“Also of great concern is the governor’s veiled attempt to do the same,” said Allen. “In his first address since winning the election, he’s already said that he wants more ‘accountability’ for charter schools, which really translates into more regulations that burden charter schools and limit the innovation and autonomy that have allowed them to become successful.”
Governer Criticized Voucher Program
“[Bel Edwards] has also recommended scaling back the state’s voucher program, which is critical to many children’s success in school and life and which is already burdened by regulations that limit private-school participation, stifling the high demand for more schools,” said Allen.

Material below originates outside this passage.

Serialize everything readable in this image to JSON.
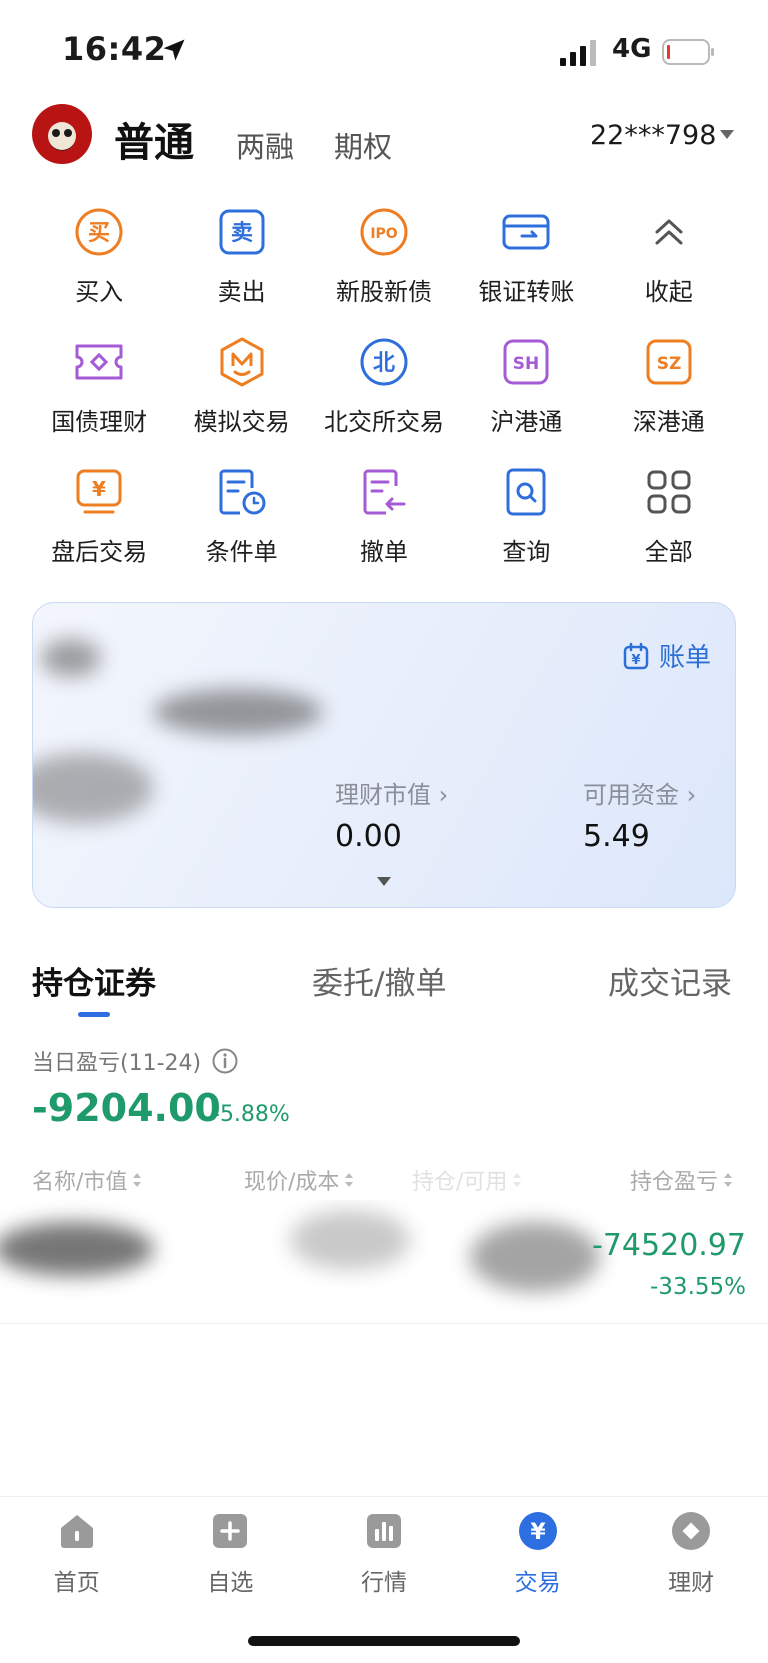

“The key to solving our nation’s educational crisis is electing governors who understand they have the power to change a system, and a key part of that equation is choice,” said Allen. “Nothing about this elected governor indicates that he’s willing to do what it takes [to] accelerate the pace of meaningful reform in Louisiana.”
Kevin Kane, president of the New Orleans-based free-market think tank the Pelican Institute, agrees Edwards will reduce school choice options.
“John Bel Edwards was the favored candidate of the teachers unions, and that does not bode well for advancing school choice in Louisiana,” Kane said.
“It’s worth noting that political will exists from the legislative and business communities to protect the state’s voucher program and other school choice programs from being rolled back,” Kane said.
Bruce Edward Walker ([email protected]) is a policy analyst for The Heartland Institute.
Image by Michael McCauslin.